◆ TASK DETAILS
In the material below, which lines hold the word "beberbooble"? Pick each one out.
---- DATA
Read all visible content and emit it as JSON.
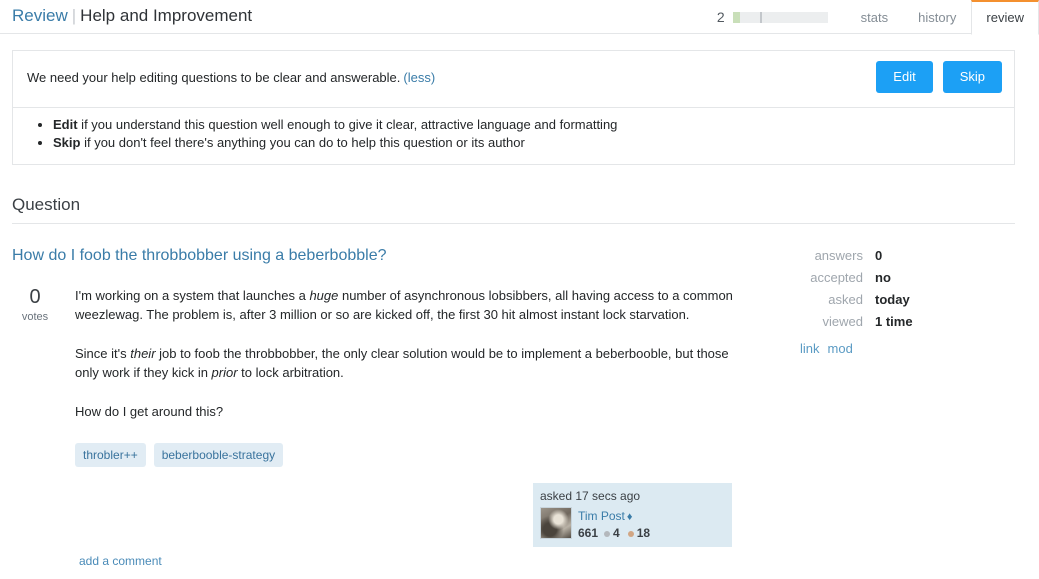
{
  "header": {
    "breadcrumb_link": "Review",
    "breadcrumb_separator": "|",
    "breadcrumb_current": "Help and Improvement",
    "progress_count": "2",
    "tabs": [
      {
        "label": "stats",
        "active": false
      },
      {
        "label": "history",
        "active": false
      },
      {
        "label": "review",
        "active": true
      }
    ]
  },
  "notice": {
    "text": "We need your help editing questions to be clear and answerable.",
    "less_label": "(less)",
    "edit_button": "Edit",
    "skip_button": "Skip",
    "bullets": [
      {
        "bold": "Edit",
        "rest": " if you understand this question well enough to give it clear, attractive language and formatting"
      },
      {
        "bold": "Skip",
        "rest": " if you don't feel there's anything you can do to help this question or its author"
      }
    ]
  },
  "question_section": {
    "heading": "Question",
    "title": "How do I foob the throbbobber using a beberbobble?",
    "votes_count": "0",
    "votes_label": "votes",
    "paragraphs": [
      {
        "part1": "I'm working on a system that launches a ",
        "em1": "huge",
        "part2": " number of asynchronous lobsibbers, all having access to a common weezlewag. The problem is, after 3 million or so are kicked off, the first 30 hit almost instant lock starvation.",
        "em2": "",
        "part3": ""
      },
      {
        "part1": "Since it's ",
        "em1": "their",
        "part2": " job to foob the throbbobber, the only clear solution would be to implement a beberbooble, but those only work if they kick in ",
        "em2": "prior",
        "part3": " to lock arbitration."
      },
      {
        "part1": "How do I get around this?",
        "em1": "",
        "part2": "",
        "em2": "",
        "part3": ""
      }
    ],
    "tags": [
      "throbler++",
      "beberbooble-strategy"
    ],
    "add_comment": "add a comment"
  },
  "stats": {
    "rows": [
      {
        "key": "answers",
        "value": "0"
      },
      {
        "key": "accepted",
        "value": "no"
      },
      {
        "key": "asked",
        "value": "today"
      },
      {
        "key": "viewed",
        "value": "1 time"
      }
    ],
    "links": [
      "link",
      "mod"
    ]
  },
  "user_card": {
    "action": "asked 17 secs ago",
    "name": "Tim Post",
    "mod_diamond": "♦",
    "reputation": "661",
    "silver_badges": "4",
    "bronze_badges": "18"
  },
  "colors": {
    "link": "#3a7ca8",
    "button": "#1ca0f5",
    "active_tab_border": "#f4902f",
    "tag_bg": "#e1ecf4",
    "user_card_bg": "#dceaf2"
  }
}
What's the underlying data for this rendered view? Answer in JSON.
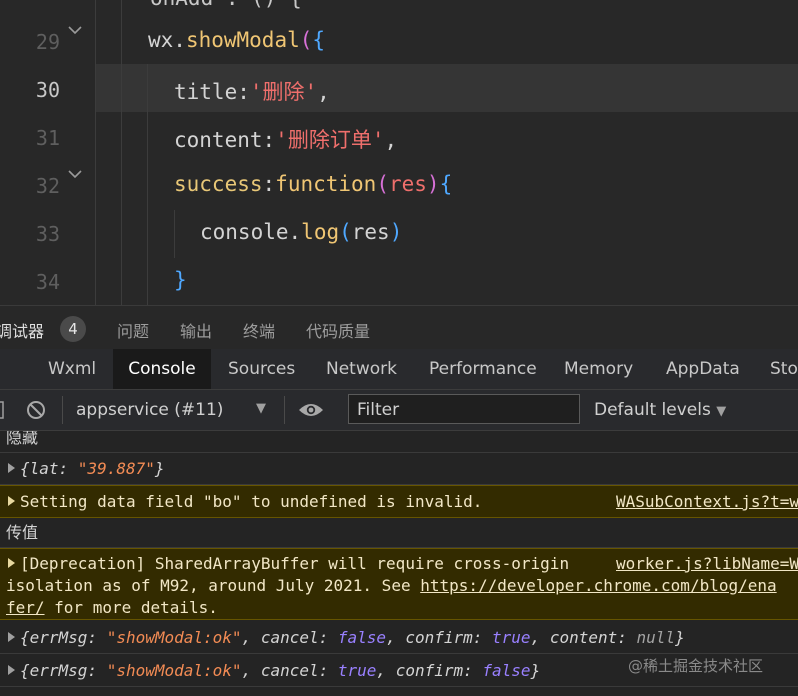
{
  "editor": {
    "line_numbers": [
      "29",
      "30",
      "31",
      "32",
      "33",
      "34"
    ],
    "active_line": "30",
    "top_partial": "onAdd : () {",
    "lines": {
      "l29_obj": "wx",
      "l29_dot": ".",
      "l29_fn": "showModal",
      "l29_paren": "(",
      "l29_brace": "{",
      "l30_key": "title",
      "l30_colon": ":",
      "l30_str": "'删除'",
      "l30_comma": ",",
      "l31_key": "content",
      "l31_colon": ":",
      "l31_str": "'删除订单'",
      "l31_comma": ",",
      "l32_key": "success",
      "l32_colon": ":",
      "l32_fn": "function",
      "l32_paren": "(",
      "l32_arg": "res",
      "l32_close": ")",
      "l32_brace": "{",
      "l33_obj": "console",
      "l33_dot": ".",
      "l33_fn": "log",
      "l33_paren": "(",
      "l33_arg": "res",
      "l33_close": ")",
      "l34_brace": "}"
    }
  },
  "panel_tabs": {
    "debugger": "调试器",
    "badge": "4",
    "problems": "问题",
    "output": "输出",
    "terminal": "终端",
    "quality": "代码质量"
  },
  "devtools_tabs": {
    "left_cut": "⴮",
    "wxml": "Wxml",
    "console": "Console",
    "sources": "Sources",
    "network": "Network",
    "performance": "Performance",
    "memory": "Memory",
    "appdata": "AppData",
    "storage": "Sto"
  },
  "toolbar": {
    "context": "appservice (#11)",
    "filter_placeholder": "Filter",
    "levels": "Default levels"
  },
  "console": {
    "r1": "隐藏",
    "r2_open": "{lat: ",
    "r2_val": "\"39.887\"",
    "r2_close": "}",
    "r3": "Setting data field \"bo\" to undefined is invalid.",
    "r3_src": "WASubContext.js?t=w",
    "r4": "传值",
    "r5_line1": "[Deprecation] SharedArrayBuffer will require cross-origin",
    "r5_src": "worker.js?libName=W",
    "r5_line2_a": "isolation as of M92, around July 2021. See ",
    "r5_link": "https://developer.chrome.com/blog/ena",
    "r5_line3_link": "fer/",
    "r5_line3_b": " for more details.",
    "r6": {
      "k1": "{errMsg: ",
      "v1": "\"showModal:ok\"",
      "k2": ", cancel: ",
      "v2": "false",
      "k3": ", confirm: ",
      "v3": "true",
      "k4": ", content: ",
      "v4": "null",
      "end": "}"
    },
    "r7": {
      "k1": "{errMsg: ",
      "v1": "\"showModal:ok\"",
      "k2": ", cancel: ",
      "v2": "true",
      "k3": ", confirm: ",
      "v3": "false",
      "end": "}"
    }
  },
  "watermark": "@稀土掘金技术社区"
}
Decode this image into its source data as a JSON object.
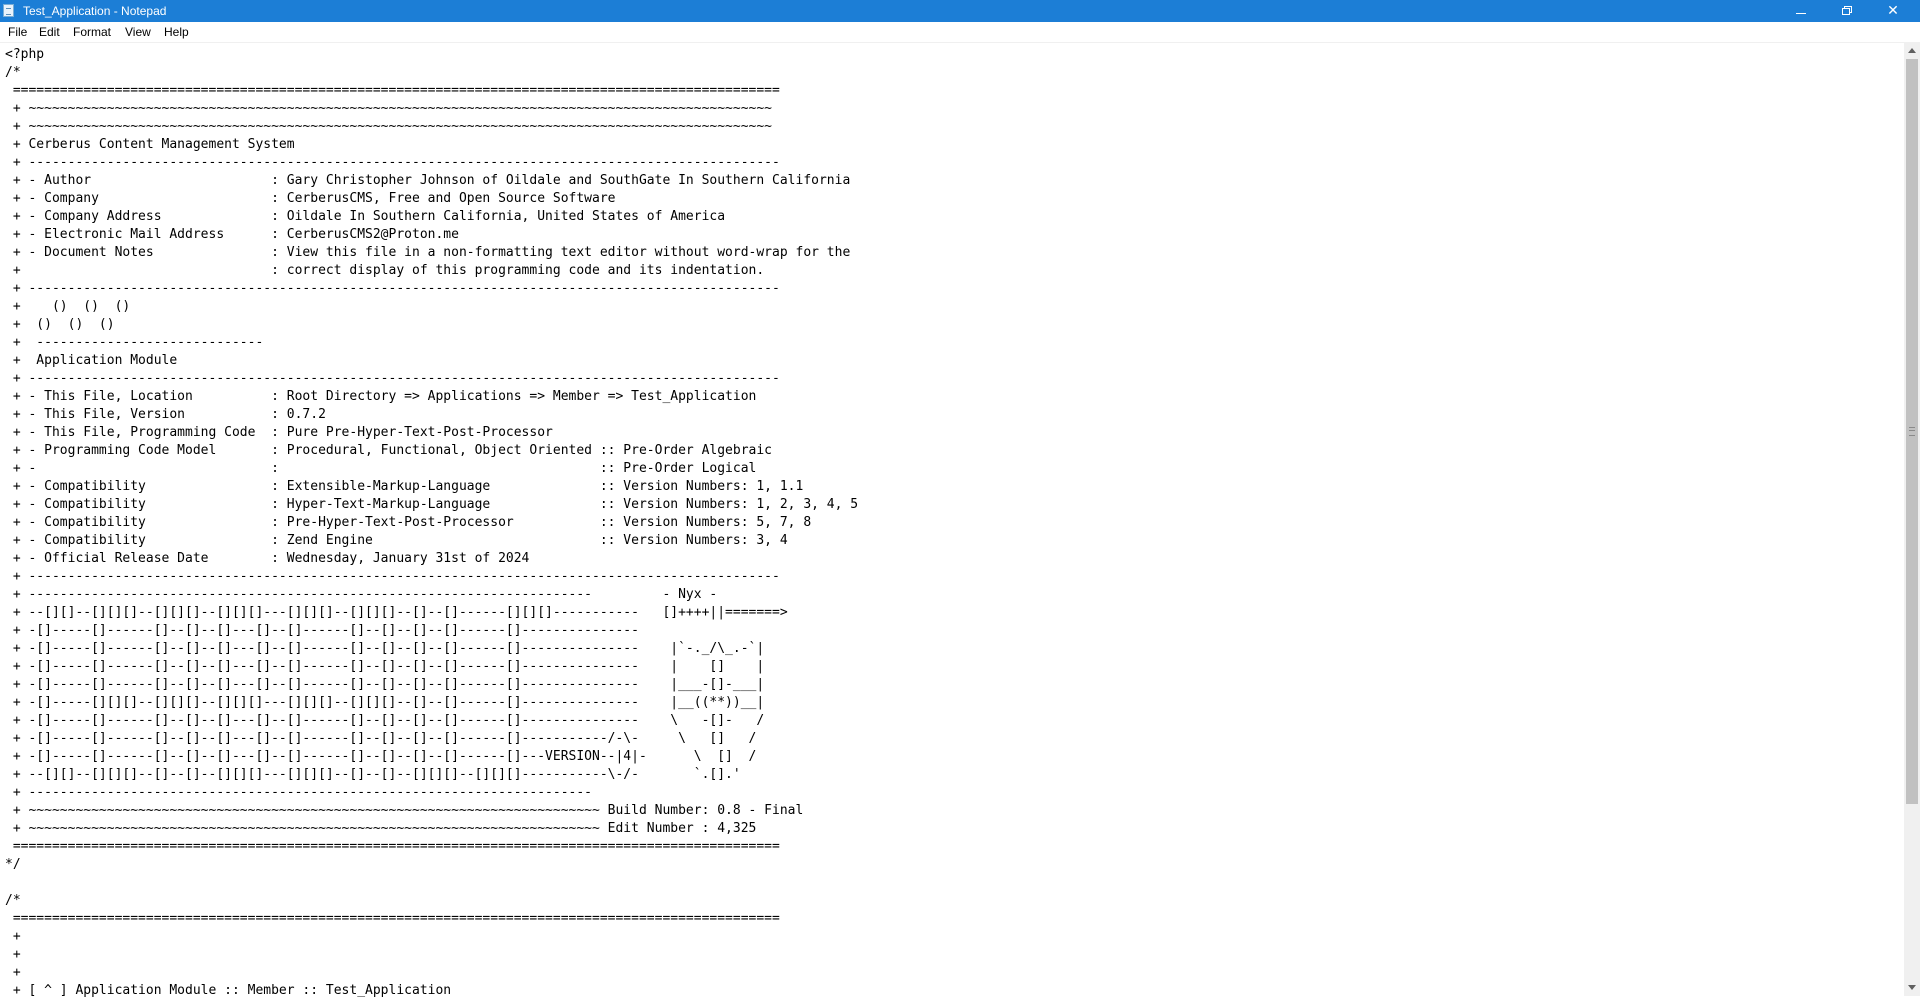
{
  "window": {
    "title": "Test_Application - Notepad",
    "minimize_icon": "minimize-icon",
    "maximize_icon": "restore-icon",
    "close_icon": "close-icon",
    "close_glyph": "✕"
  },
  "colors": {
    "titlebar_bg": "#1c7ed6",
    "editor_bg": "#ffffff",
    "text": "#000000"
  },
  "menu": {
    "items": [
      "File",
      "Edit",
      "Format",
      "View",
      "Help"
    ]
  },
  "editor": {
    "lines": [
      "<?php",
      "/*",
      " ==================================================================================================",
      " + ~~~~~~~~~~~~~~~~~~~~~~~~~~~~~~~~~~~~~~~~~~~~~~~~~~~~~~~~~~~~~~~~~~~~~~~~~~~~~~~~~~~~~~~~~~~~~~~",
      " + ~~~~~~~~~~~~~~~~~~~~~~~~~~~~~~~~~~~~~~~~~~~~~~~~~~~~~~~~~~~~~~~~~~~~~~~~~~~~~~~~~~~~~~~~~~~~~~~",
      " + Cerberus Content Management System",
      " + ------------------------------------------------------------------------------------------------",
      " + - Author                       : Gary Christopher Johnson of Oildale and SouthGate In Southern California",
      " + - Company                      : CerberusCMS, Free and Open Source Software",
      " + - Company Address              : Oildale In Southern California, United States of America",
      " + - Electronic Mail Address      : CerberusCMS2@Proton.me",
      " + - Document Notes               : View this file in a non-formatting text editor without word-wrap for the",
      " +                                : correct display of this programming code and its indentation.",
      " + ------------------------------------------------------------------------------------------------",
      " +    ()  ()  ()",
      " +  ()  ()  ()",
      " +  -----------------------------",
      " +  Application Module",
      " + ------------------------------------------------------------------------------------------------",
      " + - This File, Location          : Root Directory => Applications => Member => Test_Application",
      " + - This File, Version           : 0.7.2",
      " + - This File, Programming Code  : Pure Pre-Hyper-Text-Post-Processor",
      " + - Programming Code Model       : Procedural, Functional, Object Oriented :: Pre-Order Algebraic",
      " + -                              :                                         :: Pre-Order Logical",
      " + - Compatibility                : Extensible-Markup-Language              :: Version Numbers: 1, 1.1",
      " + - Compatibility                : Hyper-Text-Markup-Language              :: Version Numbers: 1, 2, 3, 4, 5",
      " + - Compatibility                : Pre-Hyper-Text-Post-Processor           :: Version Numbers: 5, 7, 8",
      " + - Compatibility                : Zend Engine                             :: Version Numbers: 3, 4",
      " + - Official Release Date        : Wednesday, January 31st of 2024",
      " + ------------------------------------------------------------------------------------------------",
      " + ------------------------------------------------------------------------         - Nyx -",
      " + --[][]--[][][]--[][][]--[][][]---[][][]--[][][]--[]--[]------[][][]-----------   []++++||=======>",
      " + -[]-----[]------[]--[]--[]---[]--[]------[]--[]--[]--[]------[]---------------",
      " + -[]-----[]------[]--[]--[]---[]--[]------[]--[]--[]--[]------[]---------------    |`-._/\\_.-`|",
      " + -[]-----[]------[]--[]--[]---[]--[]------[]--[]--[]--[]------[]---------------    |    []    |",
      " + -[]-----[]------[]--[]--[]---[]--[]------[]--[]--[]--[]------[]---------------    |___-[]-___|",
      " + -[]-----[][][]--[][][]--[][][]---[][][]--[][][]--[]--[]------[]---------------    |__((**))__|",
      " + -[]-----[]------[]--[]--[]---[]--[]------[]--[]--[]--[]------[]---------------    \\   -[]-   /",
      " + -[]-----[]------[]--[]--[]---[]--[]------[]--[]--[]--[]------[]-----------/-\\-     \\   []   /",
      " + -[]-----[]------[]--[]--[]---[]--[]------[]--[]--[]--[]------[]---VERSION--|4|-      \\  []  /",
      " + --[][]--[][][]--[]--[]--[][][]---[][][]--[]--[]--[][][]--[][][]-----------\\-/-       `.[].'",
      " + ------------------------------------------------------------------------",
      " + ~~~~~~~~~~~~~~~~~~~~~~~~~~~~~~~~~~~~~~~~~~~~~~~~~~~~~~~~~~~~~~~~~~~~~~~~~ Build Number: 0.8 - Final",
      " + ~~~~~~~~~~~~~~~~~~~~~~~~~~~~~~~~~~~~~~~~~~~~~~~~~~~~~~~~~~~~~~~~~~~~~~~~~ Edit Number : 4,325",
      " ==================================================================================================",
      "*/",
      "",
      "/*",
      " ==================================================================================================",
      " +",
      " +",
      " +",
      " + [ ^ ] Application Module :: Member :: Test_Application"
    ]
  },
  "scrollbar": {
    "position": 0
  }
}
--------
◆ WRITTEN ANSWER
        "part2": " job to foob the throbbobber, the only clear solution would be to implement a beberbooble, but those only work if they kick in ",
      "beberbooble-strategy"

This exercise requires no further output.